Wednesday, March 04, 2020
The Invisible Man starts with an escape. We know nothing of the situation, except that a woman, Cecilia (Elisabeth Moss), is terrified, and she is sneaking out of her house. She succeeds, and we gradually learn the story of her life with an abusive husband. By focusing on her escape, Leigh Whannell puts us on Cecilia's side from the beginning. When her husband is found dead of a suicide, it seems like a happy ending, although Cecilia is still paranoid, not wanting to go outside. At this point, we are rooting for Cecilia to move on with her life.
All of the subsequent plot twists grow out of this. We feel empathy for Cecilia, but she starts noticing things that don't make sense, and for a moment we might question Cecilia's grasp of reality. She concludes that her husband is somehow still alive, and that he has figured out a way to be invisible.
Whannell doesn't keep us in suspense ... we "see" the evidence of the invisible man's presence, as does Cecilia. Our empathy returns, twofold, for Cecilia has to deal not only with her apparently living, invisible husband, but with a world that thinks she is deluded.
Whannell relies heavily on Moss. His plot has more than a few holes that are best ignored until after the movie, but meanwhile, Moss is up to everything asked of her. Over the course of the movie she has to portray a variety of emotions, sometimes hiding her true emotions behind a mask. It's an award-worthy performance that will likely be forgotten by next year's Oscars.

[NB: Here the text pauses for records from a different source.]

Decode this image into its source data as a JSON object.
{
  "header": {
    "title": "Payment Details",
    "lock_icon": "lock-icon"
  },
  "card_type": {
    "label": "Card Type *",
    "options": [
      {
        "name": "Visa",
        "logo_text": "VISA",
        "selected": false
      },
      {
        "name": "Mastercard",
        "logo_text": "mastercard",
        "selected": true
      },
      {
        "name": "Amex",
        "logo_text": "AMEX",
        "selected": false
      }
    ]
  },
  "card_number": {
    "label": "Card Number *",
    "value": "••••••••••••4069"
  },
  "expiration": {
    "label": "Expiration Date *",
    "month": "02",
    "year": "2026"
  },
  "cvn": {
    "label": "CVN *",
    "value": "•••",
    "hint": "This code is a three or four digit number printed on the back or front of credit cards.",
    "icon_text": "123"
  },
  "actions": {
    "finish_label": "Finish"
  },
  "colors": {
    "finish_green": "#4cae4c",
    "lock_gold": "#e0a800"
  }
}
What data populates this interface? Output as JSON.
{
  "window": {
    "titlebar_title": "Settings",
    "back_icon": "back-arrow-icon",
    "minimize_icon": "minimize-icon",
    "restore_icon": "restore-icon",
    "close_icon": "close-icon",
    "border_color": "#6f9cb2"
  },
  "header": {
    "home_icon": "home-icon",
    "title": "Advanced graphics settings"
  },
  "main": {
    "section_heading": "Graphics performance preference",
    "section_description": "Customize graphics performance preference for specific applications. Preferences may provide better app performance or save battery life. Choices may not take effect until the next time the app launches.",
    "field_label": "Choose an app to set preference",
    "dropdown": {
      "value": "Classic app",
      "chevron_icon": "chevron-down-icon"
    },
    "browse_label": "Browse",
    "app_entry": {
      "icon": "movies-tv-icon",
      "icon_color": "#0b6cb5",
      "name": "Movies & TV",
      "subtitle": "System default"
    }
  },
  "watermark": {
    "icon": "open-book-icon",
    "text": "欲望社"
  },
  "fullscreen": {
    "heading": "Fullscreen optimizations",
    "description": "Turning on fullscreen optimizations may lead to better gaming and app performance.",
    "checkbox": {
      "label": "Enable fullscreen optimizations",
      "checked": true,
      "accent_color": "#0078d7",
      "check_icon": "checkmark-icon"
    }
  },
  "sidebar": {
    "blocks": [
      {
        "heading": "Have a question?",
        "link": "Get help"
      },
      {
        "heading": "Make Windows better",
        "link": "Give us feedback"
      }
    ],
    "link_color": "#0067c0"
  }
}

Whannell reportedly brought the movie in for only $7 million. The "Invisible" effects are good ... you don't notice how it is done. The sound carries a lot of impact ... you hear every punch (granted, I was watching in a Dolby Cinema theater, where loud sounds can make your seat rumble). It's not clear who to credit for the sound ... the IMDB lists 20 people under "Sound Department" ... my best guess is Chris Terhune and P.K. Hooker, who are credited as "sound designers".
The Invisible Man provides enough thrills to satisfy, and Moss in particular makes it worth watching. I wouldn't go any further than that, though ... it's no Babadook.